Avvy Go and Gary Yee
Special to The Globe and Mail
Updated November 10, 2020
Avvy Go is the clinic director at the Chinese & Southeast Asian Legal Clinic. Gary Yee is director of the Chinese Canadian National Council for Social Justice.
Read the article on The Globe
Many Canadians have experienced intense emotions watching the election unfold in our neighbour to the south. Those of us fighting for social justice have feared the possibility of four more years of Donald Trump and the continuing destructive impact on society, well beyond the U.S. borders. We experience something visceral and deeply personal when we see the dehumanization of those who belong to communities with less power and privilege. Speaking as Chinese-Canadians, the increased anti-Asian racism this year has increased our sense of being the “other” – being the perpetual foreigner. All our institutions, including the powerful media, must do better to ensure our social cohesion and cherish our collective humanity.
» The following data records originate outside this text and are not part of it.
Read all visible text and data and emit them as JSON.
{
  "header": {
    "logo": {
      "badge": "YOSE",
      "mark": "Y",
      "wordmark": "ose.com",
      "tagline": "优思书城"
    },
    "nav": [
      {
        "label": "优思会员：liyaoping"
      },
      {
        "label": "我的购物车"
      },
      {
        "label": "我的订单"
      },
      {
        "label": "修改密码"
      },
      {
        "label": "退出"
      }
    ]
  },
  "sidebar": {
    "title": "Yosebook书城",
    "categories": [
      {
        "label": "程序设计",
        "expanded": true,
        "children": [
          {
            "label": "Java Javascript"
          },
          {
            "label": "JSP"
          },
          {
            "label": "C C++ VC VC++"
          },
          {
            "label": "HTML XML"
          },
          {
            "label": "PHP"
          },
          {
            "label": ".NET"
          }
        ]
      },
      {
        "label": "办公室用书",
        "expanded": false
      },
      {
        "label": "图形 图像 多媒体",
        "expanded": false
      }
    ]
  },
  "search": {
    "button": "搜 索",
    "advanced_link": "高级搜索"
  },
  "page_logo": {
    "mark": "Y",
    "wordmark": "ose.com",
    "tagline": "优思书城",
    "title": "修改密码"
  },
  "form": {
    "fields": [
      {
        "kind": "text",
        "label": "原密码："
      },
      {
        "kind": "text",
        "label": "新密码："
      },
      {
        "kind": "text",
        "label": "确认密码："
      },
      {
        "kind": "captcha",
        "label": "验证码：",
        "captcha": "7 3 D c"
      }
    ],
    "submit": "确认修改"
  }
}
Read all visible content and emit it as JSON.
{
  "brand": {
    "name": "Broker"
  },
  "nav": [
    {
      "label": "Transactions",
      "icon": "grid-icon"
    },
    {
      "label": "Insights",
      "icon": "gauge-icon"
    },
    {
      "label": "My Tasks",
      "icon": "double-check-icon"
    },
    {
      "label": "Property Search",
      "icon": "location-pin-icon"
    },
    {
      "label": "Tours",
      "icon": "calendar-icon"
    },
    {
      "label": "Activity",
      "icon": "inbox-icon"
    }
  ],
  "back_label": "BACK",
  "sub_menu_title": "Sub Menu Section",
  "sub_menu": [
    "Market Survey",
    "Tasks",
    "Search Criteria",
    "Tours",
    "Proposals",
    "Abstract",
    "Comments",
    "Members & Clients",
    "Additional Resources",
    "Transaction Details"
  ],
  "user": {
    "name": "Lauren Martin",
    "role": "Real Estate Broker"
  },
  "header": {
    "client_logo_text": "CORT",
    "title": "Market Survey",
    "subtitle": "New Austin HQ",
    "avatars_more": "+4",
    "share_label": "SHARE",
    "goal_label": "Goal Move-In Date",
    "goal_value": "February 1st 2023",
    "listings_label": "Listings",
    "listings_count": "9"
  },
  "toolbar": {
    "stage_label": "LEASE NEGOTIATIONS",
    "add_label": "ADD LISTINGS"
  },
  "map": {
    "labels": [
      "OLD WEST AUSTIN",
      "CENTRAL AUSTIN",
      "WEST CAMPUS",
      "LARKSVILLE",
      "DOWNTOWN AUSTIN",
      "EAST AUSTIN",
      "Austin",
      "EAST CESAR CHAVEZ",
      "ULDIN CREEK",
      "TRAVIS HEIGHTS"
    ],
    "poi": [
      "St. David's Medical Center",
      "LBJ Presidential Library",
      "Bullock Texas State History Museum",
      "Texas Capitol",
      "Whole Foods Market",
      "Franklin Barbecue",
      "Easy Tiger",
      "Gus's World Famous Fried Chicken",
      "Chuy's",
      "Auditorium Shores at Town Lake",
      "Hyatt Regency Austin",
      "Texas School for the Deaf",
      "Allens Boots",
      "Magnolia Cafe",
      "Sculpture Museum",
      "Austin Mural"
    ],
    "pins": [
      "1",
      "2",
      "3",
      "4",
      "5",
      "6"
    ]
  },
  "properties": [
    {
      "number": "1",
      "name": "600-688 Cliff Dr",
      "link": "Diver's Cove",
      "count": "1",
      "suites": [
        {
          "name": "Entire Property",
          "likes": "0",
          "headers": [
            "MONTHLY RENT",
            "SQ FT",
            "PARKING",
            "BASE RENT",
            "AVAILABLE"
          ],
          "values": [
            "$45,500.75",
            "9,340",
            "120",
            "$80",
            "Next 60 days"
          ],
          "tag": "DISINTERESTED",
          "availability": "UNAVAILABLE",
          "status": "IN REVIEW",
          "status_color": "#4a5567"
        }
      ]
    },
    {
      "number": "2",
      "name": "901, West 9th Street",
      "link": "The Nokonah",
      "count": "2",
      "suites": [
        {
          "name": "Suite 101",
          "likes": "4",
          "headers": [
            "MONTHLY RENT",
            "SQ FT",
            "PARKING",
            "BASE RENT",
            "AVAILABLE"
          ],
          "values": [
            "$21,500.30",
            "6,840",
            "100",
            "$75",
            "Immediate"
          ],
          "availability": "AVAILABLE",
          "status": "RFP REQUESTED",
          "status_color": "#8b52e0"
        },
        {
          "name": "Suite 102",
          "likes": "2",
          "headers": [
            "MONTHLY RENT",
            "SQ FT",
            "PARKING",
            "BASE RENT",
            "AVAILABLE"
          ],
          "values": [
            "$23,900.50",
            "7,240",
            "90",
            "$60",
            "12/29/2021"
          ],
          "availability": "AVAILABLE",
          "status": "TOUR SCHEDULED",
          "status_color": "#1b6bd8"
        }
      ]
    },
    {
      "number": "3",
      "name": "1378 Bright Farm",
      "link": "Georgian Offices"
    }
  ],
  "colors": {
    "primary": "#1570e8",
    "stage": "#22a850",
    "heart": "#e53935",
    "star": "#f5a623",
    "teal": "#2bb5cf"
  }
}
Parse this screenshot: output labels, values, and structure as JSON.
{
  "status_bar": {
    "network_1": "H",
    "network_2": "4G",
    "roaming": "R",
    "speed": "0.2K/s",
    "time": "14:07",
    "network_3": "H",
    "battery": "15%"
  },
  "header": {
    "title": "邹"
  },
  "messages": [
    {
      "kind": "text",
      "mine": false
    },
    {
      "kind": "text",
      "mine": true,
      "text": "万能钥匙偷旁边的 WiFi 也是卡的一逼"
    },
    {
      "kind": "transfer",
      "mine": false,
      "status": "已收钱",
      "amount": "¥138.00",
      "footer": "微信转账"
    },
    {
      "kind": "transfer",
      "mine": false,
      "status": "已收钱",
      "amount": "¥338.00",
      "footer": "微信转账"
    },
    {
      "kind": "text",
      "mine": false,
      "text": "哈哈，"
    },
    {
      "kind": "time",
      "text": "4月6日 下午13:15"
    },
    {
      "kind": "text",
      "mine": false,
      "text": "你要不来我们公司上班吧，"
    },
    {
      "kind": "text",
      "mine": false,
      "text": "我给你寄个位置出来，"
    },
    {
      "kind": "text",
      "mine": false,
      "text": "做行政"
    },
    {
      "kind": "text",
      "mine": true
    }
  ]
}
Chinese-Canadians continue to be treated as foreigners, despite our over 150 years of history in this nation. Nov. 7, 2020, marked the 135th anniversary of the Last Spike ceremony for finishing the Canadian Pacific Railway in 1885. During its construction, Chinese labourers were paid less than other workers and did the most dangerous jobs; hundreds died and were often buried in unmarked graves. Our community’s contribution to this nation-building was repaid with 67 years of legislated racism, first with the exorbitant Chinese Head Tax in 1885 to restrict Chinese immigration, followed by the Chinese Exclusion Act that banned Chinese immigration outright in 1923 until 1947.
Despite our long history in Canada, today Chinese-Canadians are still seen as outsiders who bring in diseases or drive up the housing market. With the rising tensions between Canada and China – a country which is not even the birthplace of many Chinese-Canadians – our loyalty to Canada is increasingly being questioned.
The pandemic has exposed how deep-seated anti-Chinese racism is in Canada. Across the country, social media has been flooded with heart-wrenching reports of verbal and physical attacks on Chinese-Canadians and other Asian-Canadians.
With Black Lives Matter, and other anti-racism movements across North America, more Canadians are becoming aware of the existence of structural racism in our own backyard. Still, far too many Canadians either regard this as an issue that exists only south of the border, or that racism is just a matter of “a few bad apples.”
Sensationalism in the media gives lots of attention to explicitly racist incidents, without shining enough light on the everyday lived experiences of racialized people who face systemic barriers in the workplace, health care, justice system, and elsewhere. Nor have the media done enough of a deep dive into Canada’s history of colonization of Indigenous peoples and the transatlantic slave trade, as well as the continuing impact of such atrocities.
As the Far Right movement has taken to social media to spread hate and misinformation, the role of traditional media as a source of trusted information has become ever more important The media hold tremendous power as the disseminator of information to the general public. But with that power, media also have an obligation to ensure that they do not become part of the problem.
To help move our society from one where racialized folks are being “othered” as lesser humans to one where all people belong as equal participants, influential media outlets have the power and opportunity to step up and support inclusion and belonging for all.
Media outlets need to become more inclusive and involve all racialized communities in issues of interests to all Canadians, and not just stories that are perceived as affecting them only. For instance, don’t interview Chinese-Canadians only when the media are doing a story on China and Hong Kong, or on the real estate market in Vancouver, but talk to us also about the Canadian economy, or climate change. We share very similar interests, experiences and expertise with all Canadians.
It’s important for media outlets to adopt an anti-racist approach to their work, including systemic policies and practices. They must be mindful of the impact of choices for stories, headlines and content, to avoid worsening racism or reinforcing the stereotype of Chinese-Canadians and others as perpetual foreigners.
Journalists and media leaders need to appreciate and understand every racialized community as a diverse one and stop treating us as a monolithic entity. No person of colour or Indigenous person should be expected to speak for their entire community before their perspective is rendered worthy of publication.
The past several years of turmoil both in the United States and in Canada have taught us that our democracy is fragile, and that structural racism, if left unchecked, poses a serious risk to social cohesion. There’s so much damage to be undone when those with power and privilege try to dehumanize others. Each of us experiences racism and forms of “othering” in different and deeply personal ways. By working as a bridge, media can amplify the true reality of our entire society, and use its incredible power to transform how we see ourselves and each other. We need to start reclaiming some of our humanity and rebuilding our society based on principles of justice and equality.